4. Pay Attention to Wireless Network Design
The foundation of excellent Wi-Fi is good planning and design. If you are working with an MSP and/or low-voltage contractor, take some time to have them explain to you what their plans are. The last thing you want is for workers to have poor wireless connection throughout the facility, slowing down the operational process. Initial planning and hardware decisions can have a dramatic positive impact on day-to-day network accessibility.

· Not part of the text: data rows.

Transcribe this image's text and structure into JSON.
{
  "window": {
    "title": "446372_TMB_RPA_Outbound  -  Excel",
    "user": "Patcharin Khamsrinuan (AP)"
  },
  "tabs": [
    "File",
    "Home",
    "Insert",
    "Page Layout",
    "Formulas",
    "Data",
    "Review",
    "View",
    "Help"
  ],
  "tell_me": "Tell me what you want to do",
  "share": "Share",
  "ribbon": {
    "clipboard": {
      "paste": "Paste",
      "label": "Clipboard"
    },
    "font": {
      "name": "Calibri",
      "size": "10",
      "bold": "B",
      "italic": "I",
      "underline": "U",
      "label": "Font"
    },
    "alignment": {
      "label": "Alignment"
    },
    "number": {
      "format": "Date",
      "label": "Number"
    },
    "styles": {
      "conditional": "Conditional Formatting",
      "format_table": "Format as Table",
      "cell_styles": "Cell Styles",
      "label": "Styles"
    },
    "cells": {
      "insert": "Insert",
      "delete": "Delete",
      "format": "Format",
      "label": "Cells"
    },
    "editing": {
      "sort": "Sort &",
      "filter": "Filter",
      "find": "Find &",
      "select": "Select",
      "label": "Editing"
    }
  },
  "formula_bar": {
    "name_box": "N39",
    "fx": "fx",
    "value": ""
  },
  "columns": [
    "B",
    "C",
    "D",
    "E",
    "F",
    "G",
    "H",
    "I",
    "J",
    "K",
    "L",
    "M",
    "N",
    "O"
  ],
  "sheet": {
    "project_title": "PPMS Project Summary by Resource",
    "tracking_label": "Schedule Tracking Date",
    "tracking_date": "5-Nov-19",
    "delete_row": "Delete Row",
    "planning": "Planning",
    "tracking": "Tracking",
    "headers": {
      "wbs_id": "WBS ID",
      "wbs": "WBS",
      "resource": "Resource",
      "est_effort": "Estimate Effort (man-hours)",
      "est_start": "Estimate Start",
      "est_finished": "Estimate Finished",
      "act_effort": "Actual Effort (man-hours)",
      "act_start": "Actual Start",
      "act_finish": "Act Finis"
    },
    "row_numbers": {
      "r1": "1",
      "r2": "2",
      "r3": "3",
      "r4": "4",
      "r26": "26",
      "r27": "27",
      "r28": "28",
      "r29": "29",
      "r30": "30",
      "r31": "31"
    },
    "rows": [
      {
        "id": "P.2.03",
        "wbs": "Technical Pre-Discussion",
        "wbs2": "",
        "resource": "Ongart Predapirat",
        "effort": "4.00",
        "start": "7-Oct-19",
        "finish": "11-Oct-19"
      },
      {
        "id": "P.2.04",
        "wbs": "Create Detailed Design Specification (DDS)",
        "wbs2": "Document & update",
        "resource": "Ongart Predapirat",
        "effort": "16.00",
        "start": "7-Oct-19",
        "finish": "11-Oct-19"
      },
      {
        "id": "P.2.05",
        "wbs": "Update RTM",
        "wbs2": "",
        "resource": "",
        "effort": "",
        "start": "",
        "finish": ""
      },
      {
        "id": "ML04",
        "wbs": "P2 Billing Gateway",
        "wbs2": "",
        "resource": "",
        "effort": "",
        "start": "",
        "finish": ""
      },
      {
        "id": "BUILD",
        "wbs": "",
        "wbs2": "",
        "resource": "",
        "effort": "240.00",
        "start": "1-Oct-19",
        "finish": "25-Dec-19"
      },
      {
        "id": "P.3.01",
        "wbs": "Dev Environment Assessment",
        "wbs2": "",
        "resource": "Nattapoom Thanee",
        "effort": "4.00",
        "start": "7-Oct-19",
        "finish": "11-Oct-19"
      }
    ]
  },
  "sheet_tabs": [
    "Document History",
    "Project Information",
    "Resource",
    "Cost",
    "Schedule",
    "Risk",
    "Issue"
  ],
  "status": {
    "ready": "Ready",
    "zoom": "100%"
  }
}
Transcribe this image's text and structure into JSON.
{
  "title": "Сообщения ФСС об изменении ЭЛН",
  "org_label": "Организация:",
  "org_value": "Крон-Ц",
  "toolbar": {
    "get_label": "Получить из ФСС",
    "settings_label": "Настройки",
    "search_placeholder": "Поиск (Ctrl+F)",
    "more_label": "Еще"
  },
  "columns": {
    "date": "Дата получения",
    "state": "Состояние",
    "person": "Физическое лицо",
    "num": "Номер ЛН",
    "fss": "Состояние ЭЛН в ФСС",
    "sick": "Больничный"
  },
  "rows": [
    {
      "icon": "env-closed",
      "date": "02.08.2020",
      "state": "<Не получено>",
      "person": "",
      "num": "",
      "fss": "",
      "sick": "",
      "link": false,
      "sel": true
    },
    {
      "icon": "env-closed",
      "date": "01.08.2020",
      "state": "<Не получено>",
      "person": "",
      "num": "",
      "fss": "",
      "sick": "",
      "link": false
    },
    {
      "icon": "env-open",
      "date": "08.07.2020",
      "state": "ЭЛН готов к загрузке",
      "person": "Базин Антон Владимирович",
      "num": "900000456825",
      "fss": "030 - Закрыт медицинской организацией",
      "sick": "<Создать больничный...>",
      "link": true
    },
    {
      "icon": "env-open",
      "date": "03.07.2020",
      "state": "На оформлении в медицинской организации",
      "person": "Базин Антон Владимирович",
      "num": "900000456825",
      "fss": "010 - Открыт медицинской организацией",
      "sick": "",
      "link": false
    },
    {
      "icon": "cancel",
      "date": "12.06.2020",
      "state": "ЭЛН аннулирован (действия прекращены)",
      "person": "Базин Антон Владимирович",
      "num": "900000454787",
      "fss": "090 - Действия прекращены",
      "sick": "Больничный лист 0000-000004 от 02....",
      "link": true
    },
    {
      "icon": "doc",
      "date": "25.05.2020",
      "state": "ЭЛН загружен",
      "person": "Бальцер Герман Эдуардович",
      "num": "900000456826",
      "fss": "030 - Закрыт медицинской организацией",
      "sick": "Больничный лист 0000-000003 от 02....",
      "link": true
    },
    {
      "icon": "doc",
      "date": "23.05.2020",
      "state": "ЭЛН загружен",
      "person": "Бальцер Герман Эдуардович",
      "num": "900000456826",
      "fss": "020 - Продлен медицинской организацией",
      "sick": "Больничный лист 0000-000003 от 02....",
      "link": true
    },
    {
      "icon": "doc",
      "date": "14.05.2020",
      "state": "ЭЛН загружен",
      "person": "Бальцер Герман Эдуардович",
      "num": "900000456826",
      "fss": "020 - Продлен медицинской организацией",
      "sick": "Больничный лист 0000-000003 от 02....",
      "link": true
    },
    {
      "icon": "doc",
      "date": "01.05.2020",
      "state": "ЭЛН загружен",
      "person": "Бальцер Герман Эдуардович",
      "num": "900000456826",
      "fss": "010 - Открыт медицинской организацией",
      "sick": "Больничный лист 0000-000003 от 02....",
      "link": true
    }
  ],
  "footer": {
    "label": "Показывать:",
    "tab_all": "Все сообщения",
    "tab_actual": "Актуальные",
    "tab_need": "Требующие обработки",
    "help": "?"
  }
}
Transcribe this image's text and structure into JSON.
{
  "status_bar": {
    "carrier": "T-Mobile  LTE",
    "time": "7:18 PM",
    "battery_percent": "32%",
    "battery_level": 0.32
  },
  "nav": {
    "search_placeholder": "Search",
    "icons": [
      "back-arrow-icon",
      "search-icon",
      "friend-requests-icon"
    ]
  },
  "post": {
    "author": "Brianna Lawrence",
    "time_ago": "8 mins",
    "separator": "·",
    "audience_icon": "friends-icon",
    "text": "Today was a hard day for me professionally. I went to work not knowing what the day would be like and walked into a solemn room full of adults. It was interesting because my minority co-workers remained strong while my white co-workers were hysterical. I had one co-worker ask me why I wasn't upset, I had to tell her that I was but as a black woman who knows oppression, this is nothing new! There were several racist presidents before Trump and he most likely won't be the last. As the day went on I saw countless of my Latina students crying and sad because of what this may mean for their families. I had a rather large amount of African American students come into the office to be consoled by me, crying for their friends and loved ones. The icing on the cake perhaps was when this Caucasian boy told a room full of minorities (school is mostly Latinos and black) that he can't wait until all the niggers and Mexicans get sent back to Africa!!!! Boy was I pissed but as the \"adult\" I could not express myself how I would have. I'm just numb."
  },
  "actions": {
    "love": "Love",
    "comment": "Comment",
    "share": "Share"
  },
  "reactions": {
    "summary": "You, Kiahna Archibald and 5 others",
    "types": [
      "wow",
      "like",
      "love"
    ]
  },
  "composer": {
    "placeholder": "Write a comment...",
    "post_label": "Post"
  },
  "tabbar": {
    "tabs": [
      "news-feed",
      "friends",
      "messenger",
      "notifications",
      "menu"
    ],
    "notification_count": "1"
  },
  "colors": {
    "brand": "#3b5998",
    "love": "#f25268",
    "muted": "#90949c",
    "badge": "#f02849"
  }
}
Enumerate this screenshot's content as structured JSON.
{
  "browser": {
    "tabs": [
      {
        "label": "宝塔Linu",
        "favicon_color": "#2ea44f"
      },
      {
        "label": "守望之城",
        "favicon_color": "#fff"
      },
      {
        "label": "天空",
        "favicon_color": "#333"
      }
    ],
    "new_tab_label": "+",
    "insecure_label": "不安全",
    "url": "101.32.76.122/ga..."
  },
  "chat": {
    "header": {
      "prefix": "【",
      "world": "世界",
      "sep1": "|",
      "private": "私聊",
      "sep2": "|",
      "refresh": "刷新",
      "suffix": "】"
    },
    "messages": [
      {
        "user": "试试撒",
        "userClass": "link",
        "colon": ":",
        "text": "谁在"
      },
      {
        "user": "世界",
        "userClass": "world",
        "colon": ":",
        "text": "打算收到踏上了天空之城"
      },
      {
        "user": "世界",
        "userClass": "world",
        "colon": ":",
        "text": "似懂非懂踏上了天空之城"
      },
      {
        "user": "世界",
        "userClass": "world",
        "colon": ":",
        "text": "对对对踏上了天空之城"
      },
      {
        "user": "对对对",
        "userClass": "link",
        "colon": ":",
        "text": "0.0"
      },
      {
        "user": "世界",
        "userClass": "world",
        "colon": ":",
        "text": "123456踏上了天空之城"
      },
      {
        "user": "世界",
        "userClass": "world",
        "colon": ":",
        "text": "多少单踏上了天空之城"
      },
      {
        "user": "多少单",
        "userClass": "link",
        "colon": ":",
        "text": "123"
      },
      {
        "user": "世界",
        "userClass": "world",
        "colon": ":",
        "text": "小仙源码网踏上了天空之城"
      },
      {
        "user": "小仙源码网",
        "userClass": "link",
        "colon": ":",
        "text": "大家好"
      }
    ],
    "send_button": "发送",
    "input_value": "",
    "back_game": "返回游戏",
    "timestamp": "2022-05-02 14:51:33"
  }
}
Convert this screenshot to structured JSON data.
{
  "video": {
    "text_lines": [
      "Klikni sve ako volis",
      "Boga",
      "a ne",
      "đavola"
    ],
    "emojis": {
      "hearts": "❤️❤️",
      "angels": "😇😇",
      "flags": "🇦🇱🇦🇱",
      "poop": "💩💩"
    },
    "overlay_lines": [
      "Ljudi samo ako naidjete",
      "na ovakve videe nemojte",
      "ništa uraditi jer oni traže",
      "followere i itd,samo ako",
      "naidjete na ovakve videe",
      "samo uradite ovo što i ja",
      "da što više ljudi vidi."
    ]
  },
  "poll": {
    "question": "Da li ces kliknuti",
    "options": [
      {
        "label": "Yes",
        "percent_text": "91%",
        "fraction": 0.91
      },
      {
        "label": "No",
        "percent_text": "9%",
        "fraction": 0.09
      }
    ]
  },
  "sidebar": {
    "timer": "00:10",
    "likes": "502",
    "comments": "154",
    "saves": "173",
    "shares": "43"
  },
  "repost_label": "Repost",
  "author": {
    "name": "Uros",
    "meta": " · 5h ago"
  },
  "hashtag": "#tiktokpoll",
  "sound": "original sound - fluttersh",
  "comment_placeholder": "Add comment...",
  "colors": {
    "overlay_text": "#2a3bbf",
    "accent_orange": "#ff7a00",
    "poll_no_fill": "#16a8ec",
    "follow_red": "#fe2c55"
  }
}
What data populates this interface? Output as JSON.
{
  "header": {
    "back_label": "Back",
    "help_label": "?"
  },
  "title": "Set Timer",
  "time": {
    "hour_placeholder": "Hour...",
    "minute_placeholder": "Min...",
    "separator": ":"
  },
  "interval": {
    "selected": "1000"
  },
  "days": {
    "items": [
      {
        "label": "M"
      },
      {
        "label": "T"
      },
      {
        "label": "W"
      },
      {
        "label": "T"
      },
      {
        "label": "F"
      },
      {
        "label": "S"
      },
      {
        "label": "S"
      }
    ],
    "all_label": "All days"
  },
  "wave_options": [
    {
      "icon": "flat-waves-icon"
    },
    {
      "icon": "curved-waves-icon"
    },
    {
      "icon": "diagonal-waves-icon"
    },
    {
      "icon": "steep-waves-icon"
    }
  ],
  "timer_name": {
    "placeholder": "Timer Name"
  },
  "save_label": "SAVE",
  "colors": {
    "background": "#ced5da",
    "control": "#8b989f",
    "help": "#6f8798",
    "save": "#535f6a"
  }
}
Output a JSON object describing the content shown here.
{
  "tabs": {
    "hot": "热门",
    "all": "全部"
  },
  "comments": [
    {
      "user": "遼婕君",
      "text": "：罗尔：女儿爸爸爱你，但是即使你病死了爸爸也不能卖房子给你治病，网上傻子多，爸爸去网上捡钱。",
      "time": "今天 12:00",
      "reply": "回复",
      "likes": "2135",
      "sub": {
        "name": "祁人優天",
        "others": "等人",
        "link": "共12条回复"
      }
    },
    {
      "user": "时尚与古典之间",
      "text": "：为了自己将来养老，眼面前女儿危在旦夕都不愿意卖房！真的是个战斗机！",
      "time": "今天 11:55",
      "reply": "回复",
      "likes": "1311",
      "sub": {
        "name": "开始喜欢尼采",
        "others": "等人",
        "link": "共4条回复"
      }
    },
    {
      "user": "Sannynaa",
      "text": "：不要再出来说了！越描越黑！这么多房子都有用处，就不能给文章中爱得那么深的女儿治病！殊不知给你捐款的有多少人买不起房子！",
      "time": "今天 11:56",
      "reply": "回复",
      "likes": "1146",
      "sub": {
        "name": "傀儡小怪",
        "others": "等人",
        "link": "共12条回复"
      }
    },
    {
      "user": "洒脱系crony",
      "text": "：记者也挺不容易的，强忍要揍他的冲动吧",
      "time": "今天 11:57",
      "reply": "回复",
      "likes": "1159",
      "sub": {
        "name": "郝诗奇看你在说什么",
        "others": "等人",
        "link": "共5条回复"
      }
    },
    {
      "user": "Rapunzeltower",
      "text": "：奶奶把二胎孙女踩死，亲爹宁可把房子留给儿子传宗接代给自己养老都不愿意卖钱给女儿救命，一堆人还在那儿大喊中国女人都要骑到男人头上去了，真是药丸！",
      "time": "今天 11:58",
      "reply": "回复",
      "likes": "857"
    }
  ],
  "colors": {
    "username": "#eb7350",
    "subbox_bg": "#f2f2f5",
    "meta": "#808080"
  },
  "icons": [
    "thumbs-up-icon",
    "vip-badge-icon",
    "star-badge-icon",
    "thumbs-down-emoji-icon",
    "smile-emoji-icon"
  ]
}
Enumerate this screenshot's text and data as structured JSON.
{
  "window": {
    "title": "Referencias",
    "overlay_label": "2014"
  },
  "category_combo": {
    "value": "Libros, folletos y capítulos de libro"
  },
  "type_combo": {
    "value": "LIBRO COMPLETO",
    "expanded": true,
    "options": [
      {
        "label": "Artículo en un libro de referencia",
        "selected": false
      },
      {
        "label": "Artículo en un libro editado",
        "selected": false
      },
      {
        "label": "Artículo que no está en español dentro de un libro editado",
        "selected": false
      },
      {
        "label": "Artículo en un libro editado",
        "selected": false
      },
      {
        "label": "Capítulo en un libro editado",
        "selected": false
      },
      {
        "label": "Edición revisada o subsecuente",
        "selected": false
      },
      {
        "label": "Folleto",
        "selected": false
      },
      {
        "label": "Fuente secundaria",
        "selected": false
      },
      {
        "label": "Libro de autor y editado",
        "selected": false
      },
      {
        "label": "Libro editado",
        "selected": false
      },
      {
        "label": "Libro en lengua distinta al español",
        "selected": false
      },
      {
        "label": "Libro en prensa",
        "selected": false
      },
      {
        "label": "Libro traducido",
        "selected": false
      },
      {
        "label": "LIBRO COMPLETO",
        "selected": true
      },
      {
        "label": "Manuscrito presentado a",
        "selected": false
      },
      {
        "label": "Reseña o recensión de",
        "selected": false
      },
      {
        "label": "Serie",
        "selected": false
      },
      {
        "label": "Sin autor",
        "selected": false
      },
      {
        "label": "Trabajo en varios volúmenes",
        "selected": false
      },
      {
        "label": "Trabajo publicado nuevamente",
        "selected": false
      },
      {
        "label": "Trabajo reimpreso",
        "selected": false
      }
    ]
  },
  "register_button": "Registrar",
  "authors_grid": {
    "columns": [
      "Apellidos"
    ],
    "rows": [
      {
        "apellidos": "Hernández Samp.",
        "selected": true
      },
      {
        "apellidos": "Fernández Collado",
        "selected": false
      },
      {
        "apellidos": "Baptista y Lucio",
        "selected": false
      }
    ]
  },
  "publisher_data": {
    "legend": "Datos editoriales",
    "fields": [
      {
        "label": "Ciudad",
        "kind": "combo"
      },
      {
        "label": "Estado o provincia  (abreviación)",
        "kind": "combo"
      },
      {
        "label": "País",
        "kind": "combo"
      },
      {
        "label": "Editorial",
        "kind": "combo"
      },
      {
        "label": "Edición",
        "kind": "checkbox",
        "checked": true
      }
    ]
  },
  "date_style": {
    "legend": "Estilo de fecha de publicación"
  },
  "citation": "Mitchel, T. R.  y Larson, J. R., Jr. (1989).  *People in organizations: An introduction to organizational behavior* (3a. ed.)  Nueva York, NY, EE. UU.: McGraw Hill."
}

High ceilings and storage racks, typical in a warehouse setting, make for a significantly different wireless coverage design compared to an office space. For an office space, the type of antennas used are omnidirectional, which covers a wide area; these work great in open spaces with shorter ceilings. However, for a cold storage facility, the ideal wireless setup is directional antennas sending the wireless signal down each storage aisle from both sides. This design will require more wireless access points but will increase network efficiency. Do not underestimate the wireless attenuation concerns caused by the storage racks filled with product; attenuation in the real world will change with the stored products weakening the wireless signal. That problem can be avoided by using directional wireless access points.

The mounting positions of wireless access points are important as well, make sure that they are not in the way of getting hit by any potential forklifts, AGVs, etc. Because the access points will be inside the cold storage area, be sure to reiterate that the contractor must seal up any holes made while getting the cable through walls. 

This is where having a diagram of the facility is very important; by having the contractor place their wireless access points on a map and, if possible, having them perform a heat map. A heat map will ensure proper testing of the network wireless signal.

5. Crossing the Finish Line and the Post-Installation Process
During a recent installation project on a 72,000-square-foot cold storage facility, the scope of work included setting up over 40 security cameras with an NVR, deploying 30 access points, extending a fiber demarcation and configuring two racks to house all core network equipment. To accomplish this, over 20,000 feet of cable was run in a week. It is typical for low voltage contractors to take up to four weeks to complete installations, depending on the amount of workers allocated to the job site. 

The ease of the network installation is directly correlated to the planning, the more effort put into the planning, the better the installation phase will go. 

The contractor should provide an operational handoff of the installation summarizing everything installed. Ask for updates from the contractor and get them to label all cable runs on both ends of the cable, in the patch panels and on the device side. This documentation will be key when servicing the facility in the future. Not all network installation professionals will be servicing the infrastructure after the installation, so cold storage operators need to be able to know what was done and how it works together. This is particularly important over the years, as your internal employee turnover might complicate internal hand-offs between technology partners and new staff members.

Hopefully, these suggestions can help you feel more confident as you choose a partner in new construction or expansion of your cold storage facility. It is always best to get a full picture of what a third-party service contractor will be doing, expecting, and needing to complete a project to your satisfaction. It might be advantageous to work with a non-local partner in some instances - like when you need a higher level of technical expertise, or have specific project needs that a certain provider can accommodate. On particularly large or complex projects, you might want to get a second opinion on plans or run concepts by more than one low-voltage contractor as well. This helps find inadequacies before mistakes or oversights affect the project.